So I knocked up some equivalent logic in Oxygene in an Android application and uploaded the result to the Android Market, oh, I mean Google Play. You find the free app through this link if you want to check out the results. The interactive starfield has some settings to customise the number and speed of stars as well as whether touching the screen changes the travel aspect.

StarfieldAppMenu StarfieldAppSettings

StarFieldApp StarFieldApp2

Clearly the logic is reasonably straightforward – in each case it’s really just dots of various sizes drawn on the Canvas of a SurfaceView. This is done again and again after having moved the positions of the stars in ‘space’, but of course care must be taken to be CPU-friendly. To that end an Android Handler is used and each time a frame is drawn, the next one is scheduled in for some small time period later using a call to its postDelayed() method.

Anyway, I was quite pleased with how this little app turned out, and how it gave me an opportunity to go through the Google Play application publication process. And then I started thinking about other old effects from the demos that used to be quite popular in the late 80s and early 90s…

My favourite was the plasma effect: an undulating oozing flow of colours shifting through the screen. A bit of research helped me understand the general principle of how the plasma effect is implemented, with a plasma function at the heart of it. I found a selection of different plasma functions and rolled them into a configurable Android plasma app built with Oxygene for Java, available for free at this link:

Plasma1 Plasma3 Plasma2

Plasma4 Plasma5 Plasma6

These plasma effects are implemented by pre-assigning an interesting palette of colours and then iteratively calculating the value of each pixel of the plasma surface and plotting it on a bitmap. To keep things performant the plasma surface is typically rather less dense than the pixel count of a smart phone screen and so this bitmap is then stretched onto the Canvas of the underlying SurfaceView. However, to minimise the evident pixellation some of the effects actually render virtual pixels and use a random jitter (x & y offset) in conjunction with opacity to smooth out the edges.

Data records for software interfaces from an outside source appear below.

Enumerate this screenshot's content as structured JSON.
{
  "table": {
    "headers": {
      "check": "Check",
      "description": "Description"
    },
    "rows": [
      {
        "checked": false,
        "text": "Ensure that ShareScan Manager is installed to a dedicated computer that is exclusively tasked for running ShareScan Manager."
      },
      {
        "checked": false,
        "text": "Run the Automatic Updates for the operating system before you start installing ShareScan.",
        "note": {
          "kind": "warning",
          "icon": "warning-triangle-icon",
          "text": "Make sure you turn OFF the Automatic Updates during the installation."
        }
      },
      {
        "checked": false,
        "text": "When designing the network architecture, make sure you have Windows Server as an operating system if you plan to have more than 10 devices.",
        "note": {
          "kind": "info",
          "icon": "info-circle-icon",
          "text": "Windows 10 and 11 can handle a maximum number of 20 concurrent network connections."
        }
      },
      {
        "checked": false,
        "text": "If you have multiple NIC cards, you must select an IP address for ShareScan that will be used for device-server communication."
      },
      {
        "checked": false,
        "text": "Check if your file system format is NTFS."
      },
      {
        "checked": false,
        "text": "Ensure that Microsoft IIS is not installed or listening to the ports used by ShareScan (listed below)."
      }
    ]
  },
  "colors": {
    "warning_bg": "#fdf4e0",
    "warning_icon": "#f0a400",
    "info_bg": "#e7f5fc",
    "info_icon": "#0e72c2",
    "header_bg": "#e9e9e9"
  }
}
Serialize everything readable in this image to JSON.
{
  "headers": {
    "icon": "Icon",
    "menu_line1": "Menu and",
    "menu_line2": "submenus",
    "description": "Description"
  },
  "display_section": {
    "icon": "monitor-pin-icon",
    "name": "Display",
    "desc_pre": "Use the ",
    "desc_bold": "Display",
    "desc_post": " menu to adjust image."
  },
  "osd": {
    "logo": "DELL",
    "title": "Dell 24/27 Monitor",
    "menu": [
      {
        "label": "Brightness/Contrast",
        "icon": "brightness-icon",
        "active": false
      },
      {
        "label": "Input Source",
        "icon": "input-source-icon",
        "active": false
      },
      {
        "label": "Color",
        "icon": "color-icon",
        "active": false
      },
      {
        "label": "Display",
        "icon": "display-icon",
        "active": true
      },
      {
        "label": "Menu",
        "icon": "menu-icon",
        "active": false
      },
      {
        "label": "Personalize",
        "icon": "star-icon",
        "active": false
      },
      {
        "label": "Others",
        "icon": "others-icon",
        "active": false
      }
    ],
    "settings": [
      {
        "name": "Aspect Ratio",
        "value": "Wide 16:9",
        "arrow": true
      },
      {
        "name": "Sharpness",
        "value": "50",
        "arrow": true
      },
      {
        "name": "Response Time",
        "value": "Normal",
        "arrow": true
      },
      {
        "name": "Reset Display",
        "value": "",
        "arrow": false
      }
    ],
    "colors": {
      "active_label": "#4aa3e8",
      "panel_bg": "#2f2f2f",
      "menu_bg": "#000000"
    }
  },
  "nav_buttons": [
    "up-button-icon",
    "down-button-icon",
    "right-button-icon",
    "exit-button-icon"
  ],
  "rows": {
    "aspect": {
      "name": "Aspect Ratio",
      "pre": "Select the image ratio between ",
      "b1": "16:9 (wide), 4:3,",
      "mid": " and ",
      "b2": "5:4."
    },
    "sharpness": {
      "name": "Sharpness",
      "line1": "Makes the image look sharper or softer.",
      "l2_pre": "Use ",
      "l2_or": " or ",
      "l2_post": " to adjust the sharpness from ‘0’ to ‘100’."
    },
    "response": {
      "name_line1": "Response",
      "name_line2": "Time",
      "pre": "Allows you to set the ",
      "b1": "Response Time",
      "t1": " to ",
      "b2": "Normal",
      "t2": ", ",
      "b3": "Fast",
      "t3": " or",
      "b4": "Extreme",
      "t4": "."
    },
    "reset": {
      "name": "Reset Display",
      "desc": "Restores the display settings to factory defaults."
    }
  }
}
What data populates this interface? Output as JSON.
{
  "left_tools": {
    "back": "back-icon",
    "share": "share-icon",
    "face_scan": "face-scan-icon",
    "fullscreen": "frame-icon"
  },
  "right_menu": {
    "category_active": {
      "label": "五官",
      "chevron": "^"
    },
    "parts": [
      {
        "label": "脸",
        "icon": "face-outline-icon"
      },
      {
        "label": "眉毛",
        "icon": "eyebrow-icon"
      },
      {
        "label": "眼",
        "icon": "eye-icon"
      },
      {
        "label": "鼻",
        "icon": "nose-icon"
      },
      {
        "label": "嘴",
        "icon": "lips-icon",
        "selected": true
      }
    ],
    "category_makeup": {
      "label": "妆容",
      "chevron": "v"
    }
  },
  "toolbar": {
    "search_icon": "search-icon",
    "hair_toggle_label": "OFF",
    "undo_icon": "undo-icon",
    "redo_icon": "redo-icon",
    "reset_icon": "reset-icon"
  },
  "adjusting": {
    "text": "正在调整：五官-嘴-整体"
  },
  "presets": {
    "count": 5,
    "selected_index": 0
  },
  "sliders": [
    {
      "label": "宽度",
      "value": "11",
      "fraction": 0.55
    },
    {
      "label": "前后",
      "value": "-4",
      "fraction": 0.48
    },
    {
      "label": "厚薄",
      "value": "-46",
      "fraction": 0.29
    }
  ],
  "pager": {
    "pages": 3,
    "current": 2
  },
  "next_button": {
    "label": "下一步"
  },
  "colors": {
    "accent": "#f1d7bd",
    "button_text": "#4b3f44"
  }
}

Having been bitten by the bug of retro demo effects I then bumped into the Demo Effects Collection Open Source project. This shows, in C++, how a whole raft of old demo effects are implemented, so I picked a few other effects I had a nostalgic affection for and concocted Retro Effects, another free Android app built with Oxygene for Java and available at this link. This one has a fire effect, a particle explosion, shadebobs and copper bars (as well as a starfield and plasma implementation for completeness):

Fire Shadebobs

Copperbars Explosion2

This has all been a terrific trip down memory lane for me, resurging my interest in the old demo effect scene, and using Oxygene for Java has allowed me to build the apps on my favourite mobile platform, Android, using my favourite language syntax, Pascal.

Oh, just in signing off I should mention that I also uploaded a couple of live wallpapers, one with the interactive starfield and one with the configurable plasma functions. Live wallpapers are quite a nice distraction and needn’t be as much of a battery hog as they are sometimes made out to be (especially if implemented carefully). The Android live wallpapers do, however, have a nominal download charge associated with them.

I’ve been porting some of the Android SDK demos from the original Java to Oxygene, including the live wallpaper demo (a rotating cube and a rotating dodecahedron), so I’ll probably blog some technical details on how these things are built at some point in the near future.